**Data to use**
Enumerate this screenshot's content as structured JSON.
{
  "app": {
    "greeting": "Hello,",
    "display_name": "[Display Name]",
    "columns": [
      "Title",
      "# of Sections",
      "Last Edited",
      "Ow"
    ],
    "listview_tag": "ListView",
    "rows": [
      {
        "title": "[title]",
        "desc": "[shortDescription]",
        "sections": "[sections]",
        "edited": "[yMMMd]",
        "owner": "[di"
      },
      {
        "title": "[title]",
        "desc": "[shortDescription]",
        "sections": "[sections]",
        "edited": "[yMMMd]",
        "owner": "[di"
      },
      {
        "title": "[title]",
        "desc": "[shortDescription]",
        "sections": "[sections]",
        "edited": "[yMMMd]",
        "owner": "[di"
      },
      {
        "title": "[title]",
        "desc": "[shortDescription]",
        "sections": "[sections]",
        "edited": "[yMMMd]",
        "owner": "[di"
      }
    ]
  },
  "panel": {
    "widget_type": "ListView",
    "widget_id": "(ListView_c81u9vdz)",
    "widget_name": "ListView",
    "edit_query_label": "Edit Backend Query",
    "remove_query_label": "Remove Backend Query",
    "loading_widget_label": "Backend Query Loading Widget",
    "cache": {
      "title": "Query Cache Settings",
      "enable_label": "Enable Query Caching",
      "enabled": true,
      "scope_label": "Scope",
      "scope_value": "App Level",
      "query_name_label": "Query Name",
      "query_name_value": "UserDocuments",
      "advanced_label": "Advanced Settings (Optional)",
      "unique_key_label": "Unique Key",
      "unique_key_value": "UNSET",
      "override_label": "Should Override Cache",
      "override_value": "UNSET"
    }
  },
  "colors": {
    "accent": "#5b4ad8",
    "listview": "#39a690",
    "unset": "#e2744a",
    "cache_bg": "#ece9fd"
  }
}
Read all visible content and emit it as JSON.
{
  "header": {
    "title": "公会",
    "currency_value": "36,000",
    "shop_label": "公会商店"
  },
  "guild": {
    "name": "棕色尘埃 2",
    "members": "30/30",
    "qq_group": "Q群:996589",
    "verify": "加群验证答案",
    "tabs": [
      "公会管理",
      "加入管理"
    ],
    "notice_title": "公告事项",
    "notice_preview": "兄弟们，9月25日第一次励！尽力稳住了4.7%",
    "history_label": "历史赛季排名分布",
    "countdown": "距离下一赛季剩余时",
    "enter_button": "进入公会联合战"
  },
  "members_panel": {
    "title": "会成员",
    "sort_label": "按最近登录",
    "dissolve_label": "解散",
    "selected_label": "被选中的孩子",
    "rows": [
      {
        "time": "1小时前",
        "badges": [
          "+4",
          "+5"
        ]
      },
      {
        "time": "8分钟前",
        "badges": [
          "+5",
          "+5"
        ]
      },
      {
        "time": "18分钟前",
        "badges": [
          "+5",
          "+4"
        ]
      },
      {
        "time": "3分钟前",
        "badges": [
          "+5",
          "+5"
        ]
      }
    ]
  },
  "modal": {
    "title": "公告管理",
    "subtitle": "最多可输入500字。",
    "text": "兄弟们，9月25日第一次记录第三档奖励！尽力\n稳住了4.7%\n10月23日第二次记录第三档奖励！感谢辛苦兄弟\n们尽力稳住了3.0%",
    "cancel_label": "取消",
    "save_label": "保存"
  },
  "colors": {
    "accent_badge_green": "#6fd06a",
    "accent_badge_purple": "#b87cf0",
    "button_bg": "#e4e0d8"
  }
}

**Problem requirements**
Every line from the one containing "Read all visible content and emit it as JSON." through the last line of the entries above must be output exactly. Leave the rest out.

**Solution to this exercise**
Read all visible content and emit it as JSON.
{
  "header": {
    "title": "公会",
    "currency_value": "36,000",
    "shop_label": "公会商店"
  },
  "guild": {
    "name": "棕色尘埃 2",
    "members": "30/30",
    "qq_group": "Q群:996589",
    "verify": "加群验证答案",
    "tabs": [
      "公会管理",
      "加入管理"
    ],
    "notice_title": "公告事项",
    "notice_preview": "兄弟们，9月25日第一次励！尽力稳住了4.7%",
    "history_label": "历史赛季排名分布",
    "countdown": "距离下一赛季剩余时",
    "enter_button": "进入公会联合战"
  },
  "members_panel": {
    "title": "会成员",
    "sort_label": "按最近登录",
    "dissolve_label": "解散",
    "selected_label": "被选中的孩子",
    "rows": [
      {
        "time": "1小时前",
        "badges": [
          "+4",
          "+5"
        ]
      },
      {
        "time": "8分钟前",
        "badges": [
          "+5",
          "+5"
        ]
      },
      {
        "time": "18分钟前",
        "badges": [
          "+5",
          "+4"
        ]
      },
      {
        "time": "3分钟前",
        "badges": [
          "+5",
          "+5"
        ]
      }
    ]
  },
  "modal": {
    "title": "公告管理",
    "subtitle": "最多可输入500字。",
    "text": "兄弟们，9月25日第一次记录第三档奖励！尽力\n稳住了4.7%\n10月23日第二次记录第三档奖励！感谢辛苦兄弟\n们尽力稳住了3.0%",
    "cancel_label": "取消",
    "save_label": "保存"
  },
  "colors": {
    "accent_badge_green": "#6fd06a",
    "accent_badge_purple": "#b87cf0",
    "button_bg": "#e4e0d8"
  }
}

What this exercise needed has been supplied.